Prompt: Copy the data exactly. Images are to be left out.

*** Extracted data Section Begins ***

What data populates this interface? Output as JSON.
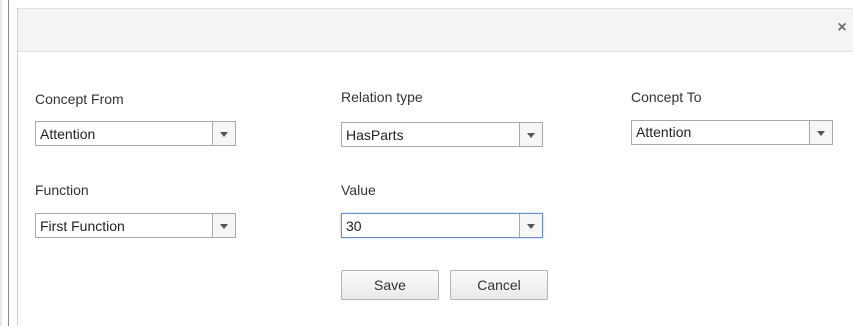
{
  "dialog": {
    "close_glyph": "×",
    "concept_from": {
      "label": "Concept From",
      "value": "Attention"
    },
    "relation_type": {
      "label": "Relation type",
      "value": "HasParts"
    },
    "concept_to": {
      "label": "Concept To",
      "value": "Attention"
    },
    "function": {
      "label": "Function",
      "value": "First Function"
    },
    "value_field": {
      "label": "Value",
      "value": "30"
    },
    "save_label": "Save",
    "cancel_label": "Cancel"
  },
  "colors": {
    "header_bg": "#f4f4f4",
    "border": "#a9a9a9",
    "focus_border": "#6a8fc4"
  },
  "icons": [
    "close-icon",
    "chevron-down-icon"
  ]
}
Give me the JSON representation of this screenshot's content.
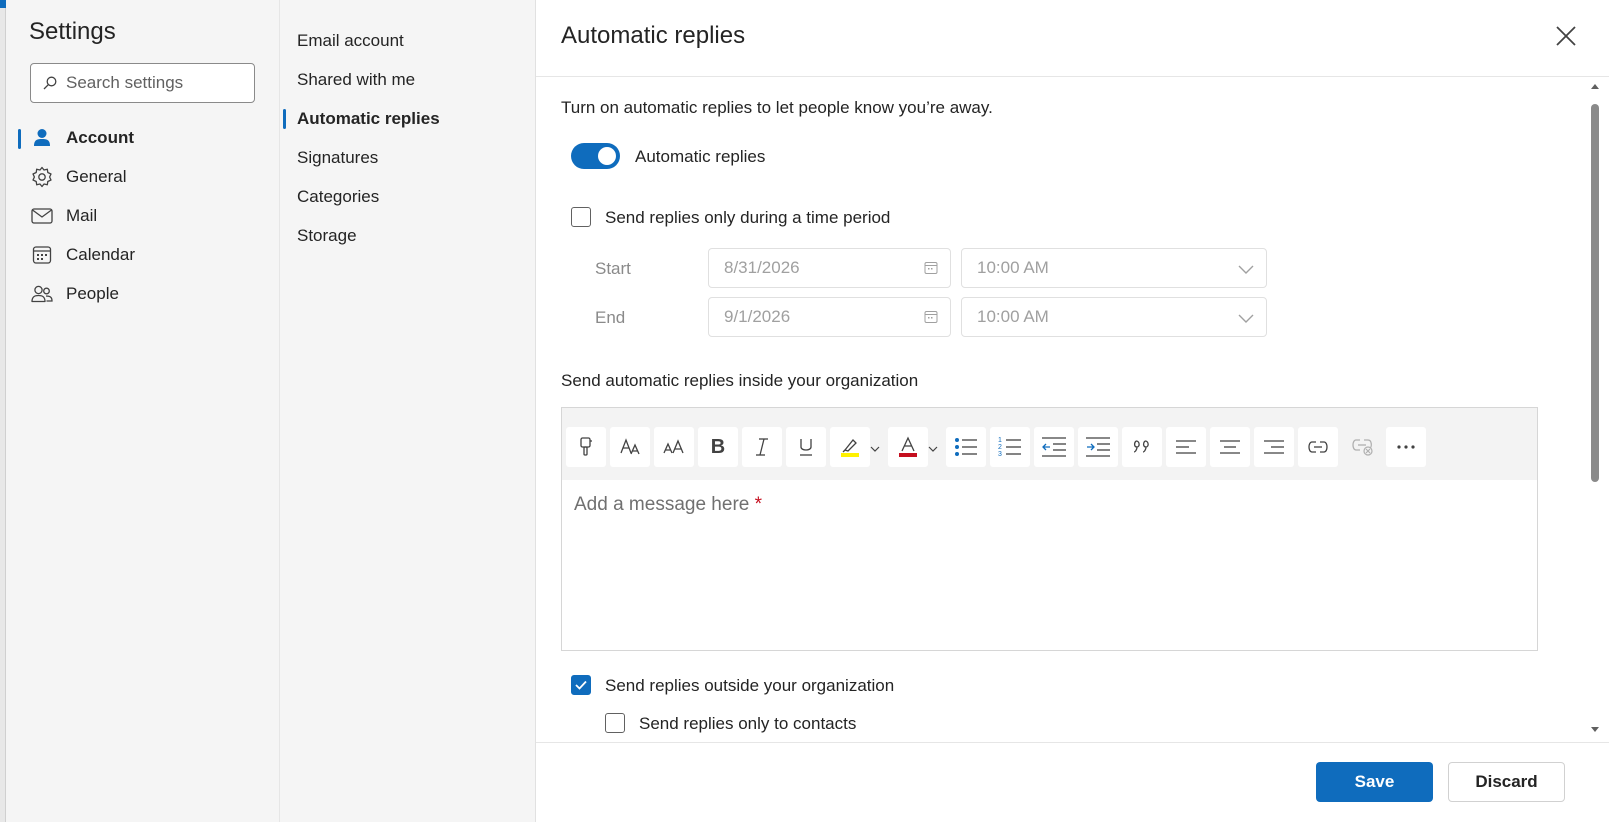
{
  "settings": {
    "title": "Settings",
    "search_placeholder": "Search settings"
  },
  "nav": {
    "items": [
      {
        "label": "Account",
        "icon": "person-icon",
        "active": true
      },
      {
        "label": "General",
        "icon": "gear-icon",
        "active": false
      },
      {
        "label": "Mail",
        "icon": "mail-icon",
        "active": false
      },
      {
        "label": "Calendar",
        "icon": "calendar-icon",
        "active": false
      },
      {
        "label": "People",
        "icon": "people-icon",
        "active": false
      }
    ]
  },
  "subnav": {
    "items": [
      {
        "label": "Email account",
        "active": false
      },
      {
        "label": "Shared with me",
        "active": false
      },
      {
        "label": "Automatic replies",
        "active": true
      },
      {
        "label": "Signatures",
        "active": false
      },
      {
        "label": "Categories",
        "active": false
      },
      {
        "label": "Storage",
        "active": false
      }
    ]
  },
  "main": {
    "title": "Automatic replies",
    "description": "Turn on automatic replies to let people know you’re away.",
    "toggle_label": "Automatic replies",
    "toggle_on": true,
    "time_period_label": "Send replies only during a time period",
    "time_period_checked": false,
    "start_label": "Start",
    "start_date": "8/31/2026",
    "start_time": "10:00 AM",
    "end_label": "End",
    "end_date": "9/1/2026",
    "end_time": "10:00 AM",
    "inside_label": "Send automatic replies inside your organization",
    "message_placeholder": "Add a message here",
    "required_marker": "*",
    "outside_label": "Send replies outside your organization",
    "outside_checked": true,
    "contacts_only_label": "Send replies only to contacts",
    "contacts_only_checked": false
  },
  "toolbar": {
    "buttons": [
      "format-painter-icon",
      "font-icon",
      "font-size-icon",
      "bold-icon",
      "italic-icon",
      "underline-icon",
      "highlight-icon",
      "font-color-icon",
      "bullets-icon",
      "numbering-icon",
      "decrease-indent-icon",
      "increase-indent-icon",
      "quote-icon",
      "align-left-icon",
      "align-center-icon",
      "align-right-icon",
      "link-icon",
      "remove-link-icon",
      "more-icon"
    ],
    "highlight_color": "#fff100",
    "font_color": "#c50f1f"
  },
  "footer": {
    "save_label": "Save",
    "discard_label": "Discard"
  },
  "colors": {
    "accent": "#0f6cbd"
  }
}
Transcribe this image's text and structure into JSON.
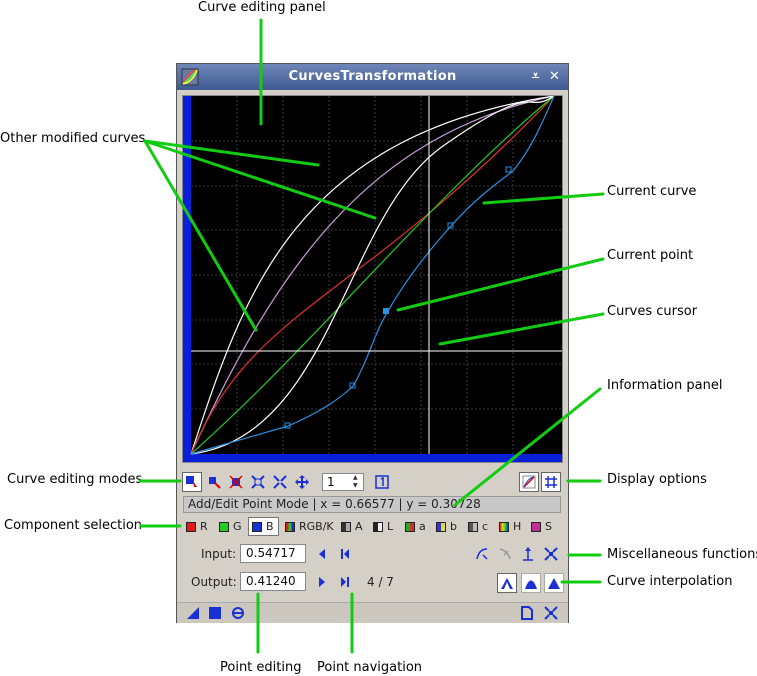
{
  "annotations": {
    "curve_editing_panel": "Curve editing panel",
    "other_modified_curves": "Other modified curves",
    "current_curve": "Current curve",
    "current_point": "Current point",
    "curves_cursor": "Curves cursor",
    "information_panel": "Information panel",
    "curve_editing_modes": "Curve editing modes",
    "display_options": "Display options",
    "component_selection": "Component selection",
    "miscellaneous_functions": "Miscellaneous functions",
    "curve_interpolation": "Curve interpolation",
    "point_editing": "Point editing",
    "point_navigation": "Point navigation"
  },
  "window": {
    "title": "CurvesTransformation",
    "shade_glyph": "⩡",
    "close_glyph": "✕"
  },
  "toolbar": {
    "zoom_value": "1",
    "icons": [
      "add-edit-point-icon",
      "select-point-icon",
      "delete-point-icon",
      "zoom-in-icon",
      "zoom-out-icon",
      "pan-icon",
      "zoom-one-icon",
      "show-all-curves-icon",
      "show-grid-icon"
    ]
  },
  "info_panel": {
    "text": "Add/Edit Point Mode | x = 0.66577 | y = 0.30728"
  },
  "components": [
    {
      "label": "R",
      "color": "#dd1c1c"
    },
    {
      "label": "G",
      "color": "#22cc22"
    },
    {
      "label": "B",
      "color": "#1a2fd6"
    },
    {
      "label": "RGB/K",
      "color": "#999999"
    },
    {
      "label": "A",
      "color": "#888888"
    },
    {
      "label": "L",
      "color": "#aaaaaa"
    },
    {
      "label": "a",
      "color": "#c04040"
    },
    {
      "label": "b",
      "color": "#4040c0"
    },
    {
      "label": "c",
      "color": "#888888"
    },
    {
      "label": "H",
      "color": "#d08020"
    },
    {
      "label": "S",
      "color": "#c03090"
    }
  ],
  "point_editor": {
    "input_label": "Input:",
    "input_value": "0.54717",
    "output_label": "Output:",
    "output_value": "0.41240",
    "point_counter": "4 / 7"
  },
  "colors": {
    "accent": "#1a2fd6",
    "annotation_line": "#11cc11",
    "red_curve": "#e03030",
    "green_curve": "#22cc22",
    "blue_curve": "#2a90e0",
    "purple_curve": "#c8a0d8",
    "white_curve": "#ffffff"
  }
}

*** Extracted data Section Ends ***

Problem solution:
What data populates this interface? Output as JSON.
{
  "dialog": {
    "close_glyph": "×",
    "concept_from": {
      "label": "Concept From",
      "value": "Attention"
    },
    "relation_type": {
      "label": "Relation type",
      "value": "HasParts"
    },
    "concept_to": {
      "label": "Concept To",
      "value": "Attention"
    },
    "function": {
      "label": "Function",
      "value": "First Function"
    },
    "value_field": {
      "label": "Value",
      "value": "30"
    },
    "save_label": "Save",
    "cancel_label": "Cancel"
  },
  "colors": {
    "header_bg": "#f4f4f4",
    "border": "#a9a9a9",
    "focus_border": "#6a8fc4"
  },
  "icons": [
    "close-icon",
    "chevron-down-icon"
  ]
}
Give me the JSON representation of this screenshot's content.
{
  "settings": {
    "title": "Settings",
    "search_placeholder": "Search settings"
  },
  "nav": {
    "items": [
      {
        "label": "Account",
        "icon": "person-icon",
        "active": true
      },
      {
        "label": "General",
        "icon": "gear-icon",
        "active": false
      },
      {
        "label": "Mail",
        "icon": "mail-icon",
        "active": false
      },
      {
        "label": "Calendar",
        "icon": "calendar-icon",
        "active": false
      },
      {
        "label": "People",
        "icon": "people-icon",
        "active": false
      }
    ]
  },
  "subnav": {
    "items": [
      {
        "label": "Email account",
        "active": false
      },
      {
        "label": "Shared with me",
        "active": false
      },
      {
        "label": "Automatic replies",
        "active": true
      },
      {
        "label": "Signatures",
        "active": false
      },
      {
        "label": "Categories",
        "active": false
      },
      {
        "label": "Storage",
        "active": false
      }
    ]
  },
  "main": {
    "title": "Automatic replies",
    "description": "Turn on automatic replies to let people know you’re away.",
    "toggle_label": "Automatic replies",
    "toggle_on": true,
    "time_period_label": "Send replies only during a time period",
    "time_period_checked": false,
    "start_label": "Start",
    "start_date": "8/31/2026",
    "start_time": "10:00 AM",
    "end_label": "End",
    "end_date": "9/1/2026",
    "end_time": "10:00 AM",
    "inside_label": "Send automatic replies inside your organization",
    "message_placeholder": "Add a message here",
    "required_marker": "*",
    "outside_label": "Send replies outside your organization",
    "outside_checked": true,
    "contacts_only_label": "Send replies only to contacts",
    "contacts_only_checked": false
  },
  "toolbar": {
    "buttons": [
      "format-painter-icon",
      "font-icon",
      "font-size-icon",
      "bold-icon",
      "italic-icon",
      "underline-icon",
      "highlight-icon",
      "font-color-icon",
      "bullets-icon",
      "numbering-icon",
      "decrease-indent-icon",
      "increase-indent-icon",
      "quote-icon",
      "align-left-icon",
      "align-center-icon",
      "align-right-icon",
      "link-icon",
      "remove-link-icon",
      "more-icon"
    ],
    "highlight_color": "#fff100",
    "font_color": "#c50f1f"
  },
  "footer": {
    "save_label": "Save",
    "discard_label": "Discard"
  },
  "colors": {
    "accent": "#0f6cbd"
  }
}
Transcribe this image's text and structure into JSON.
{
  "annotations": {
    "curve_editing_panel": "Curve editing panel",
    "other_modified_curves": "Other modified curves",
    "current_curve": "Current curve",
    "current_point": "Current point",
    "curves_cursor": "Curves cursor",
    "information_panel": "Information panel",
    "curve_editing_modes": "Curve editing modes",
    "display_options": "Display options",
    "component_selection": "Component selection",
    "miscellaneous_functions": "Miscellaneous functions",
    "curve_interpolation": "Curve interpolation",
    "point_editing": "Point editing",
    "point_navigation": "Point navigation"
  },
  "window": {
    "title": "CurvesTransformation",
    "shade_glyph": "⩡",
    "close_glyph": "✕"
  },
  "toolbar": {
    "zoom_value": "1",
    "icons": [
      "add-edit-point-icon",
      "select-point-icon",
      "delete-point-icon",
      "zoom-in-icon",
      "zoom-out-icon",
      "pan-icon",
      "zoom-one-icon",
      "show-all-curves-icon",
      "show-grid-icon"
    ]
  },
  "info_panel": {
    "text": "Add/Edit Point Mode | x = 0.66577 | y = 0.30728"
  },
  "components": [
    {
      "label": "R",
      "color": "#dd1c1c"
    },
    {
      "label": "G",
      "color": "#22cc22"
    },
    {
      "label": "B",
      "color": "#1a2fd6"
    },
    {
      "label": "RGB/K",
      "color": "#999999"
    },
    {
      "label": "A",
      "color": "#888888"
    },
    {
      "label": "L",
      "color": "#aaaaaa"
    },
    {
      "label": "a",
      "color": "#c04040"
    },
    {
      "label": "b",
      "color": "#4040c0"
    },
    {
      "label": "c",
      "color": "#888888"
    },
    {
      "label": "H",
      "color": "#d08020"
    },
    {
      "label": "S",
      "color": "#c03090"
    }
  ],
  "point_editor": {
    "input_label": "Input:",
    "input_value": "0.54717",
    "output_label": "Output:",
    "output_value": "0.41240",
    "point_counter": "4 / 7"
  },
  "colors": {
    "accent": "#1a2fd6",
    "annotation_line": "#11cc11",
    "red_curve": "#e03030",
    "green_curve": "#22cc22",
    "blue_curve": "#2a90e0",
    "purple_curve": "#c8a0d8",
    "white_curve": "#ffffff"
  }
}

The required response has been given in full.